Today IBM announced the availability of Secure Execution for IBM Z. Secure Execution is an IBM LinuxONE and Linux on IBM Z exclusive trusted execution environment (TEE) technology that is designed to protect and isolate workloads better than a standard software environment, from both internal and external threats.

As an infrastructure developer, I was interested to learn more about the technology behind this new feature, so I sat down with Jonathan Bradbury, Senior Technical Staff Member at IBM working on Secure Execution, to go through the basics of what Secure Execution actually provides on a technical level.

At its core, a Secure Execution provides a KVM-based virtual machine that is fully isolated and protected from the hypervisor with encryption keys that only the IBM Z hardware and firmware have access to.

In practice, an encrypted Linux image is created using the host public key and a customer-specific key. Since the encryption keys are stored on the IBM Z hardware and firmware, the encrypted image can only be executed in a virtual machine on the host(s) it has been prepared for, and the image can’t be decrypted or tampered with outside of the designated host(s). In addition, your unencrypted virtual machine memory cannot be accessed by the host operating system either.

Figure 1

Applications are then run inside of that virtual machine, allowing the owner of the application to focus on just disk and network data encryption, both of which can be easily handled in userland.
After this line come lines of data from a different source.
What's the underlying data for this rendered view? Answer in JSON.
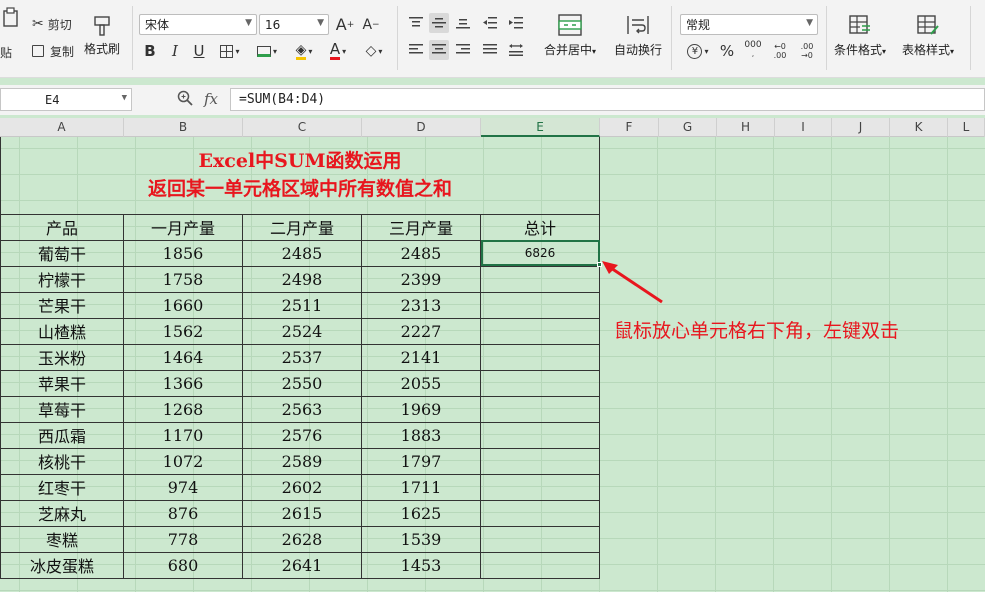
{
  "ribbon": {
    "paste_label": "贴",
    "cut_label": "剪切",
    "copy_label": "复制",
    "format_painter_label": "格式刷",
    "font_name": "宋体",
    "font_size": "16",
    "bold": "B",
    "italic": "I",
    "underline": "U",
    "font_color_glyph": "A",
    "merge_center_label": "合并居中",
    "wrap_text_label": "自动换行",
    "number_format": "常规",
    "percent_glyph": "%",
    "thousands_glyph": "000",
    "inc_decimal_glyph": "←0 .00",
    "dec_decimal_glyph": ".00 →0",
    "conditional_format_label": "条件格式",
    "table_style_label": "表格样式"
  },
  "formula_bar": {
    "name_box": "E4",
    "fx": "fx",
    "formula": "=SUM(B4:D4)"
  },
  "columns": [
    {
      "label": "A",
      "active": false
    },
    {
      "label": "B",
      "active": false
    },
    {
      "label": "C",
      "active": false
    },
    {
      "label": "D",
      "active": false
    },
    {
      "label": "E",
      "active": true
    },
    {
      "label": "F",
      "active": false
    },
    {
      "label": "G",
      "active": false
    },
    {
      "label": "H",
      "active": false
    },
    {
      "label": "I",
      "active": false
    },
    {
      "label": "J",
      "active": false
    },
    {
      "label": "K",
      "active": false
    },
    {
      "label": "L",
      "active": false
    }
  ],
  "sheet": {
    "title_line1": "Excel中SUM函数运用",
    "title_line2": "返回某一单元格区域中所有数值之和",
    "headers": [
      "产品",
      "一月产量",
      "二月产量",
      "三月产量",
      "总计"
    ],
    "rows": [
      [
        "葡萄干",
        "1856",
        "2485",
        "2485",
        "6826"
      ],
      [
        "柠檬干",
        "1758",
        "2498",
        "2399",
        ""
      ],
      [
        "芒果干",
        "1660",
        "2511",
        "2313",
        ""
      ],
      [
        "山楂糕",
        "1562",
        "2524",
        "2227",
        ""
      ],
      [
        "玉米粉",
        "1464",
        "2537",
        "2141",
        ""
      ],
      [
        "苹果干",
        "1366",
        "2550",
        "2055",
        ""
      ],
      [
        "草莓干",
        "1268",
        "2563",
        "1969",
        ""
      ],
      [
        "西瓜霜",
        "1170",
        "2576",
        "1883",
        ""
      ],
      [
        "核桃干",
        "1072",
        "2589",
        "1797",
        ""
      ],
      [
        "红枣干",
        "974",
        "2602",
        "1711",
        ""
      ],
      [
        "芝麻丸",
        "876",
        "2615",
        "1625",
        ""
      ],
      [
        "枣糕",
        "778",
        "2628",
        "1539",
        ""
      ],
      [
        "冰皮蛋糕",
        "680",
        "2641",
        "1453",
        ""
      ]
    ]
  },
  "annotation": {
    "text": "鼠标放心单元格右下角，左键双击",
    "color": "#e8161e"
  },
  "colors": {
    "title_red": "#e8161e",
    "selection_green": "#217346",
    "sheet_bg": "#cce8cf"
  }
}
Beyond an on-premises model, the door is also open for integration into your hybrid cloud solution. In an environment where you’re running Kubernetes across platforms, you can also imagine the benefits of exploiting Secure Execution to protect individual containers. This would enable you to protect individual containerized applications, such as sensitive databases and blockchain services, from an off-platform Kubernetes master. In this model, Kubernetes still manages the orchestration of containers, both on x86 and IBM Z, but it has no access to the data inside the Secure Execution environment container.

Figure 2
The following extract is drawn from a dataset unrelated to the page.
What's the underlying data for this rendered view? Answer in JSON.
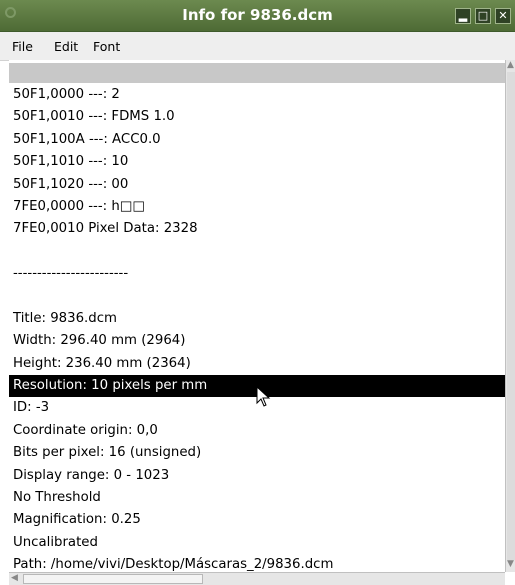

To learn more about the value that Secure Execution can bring, check out this solution brief.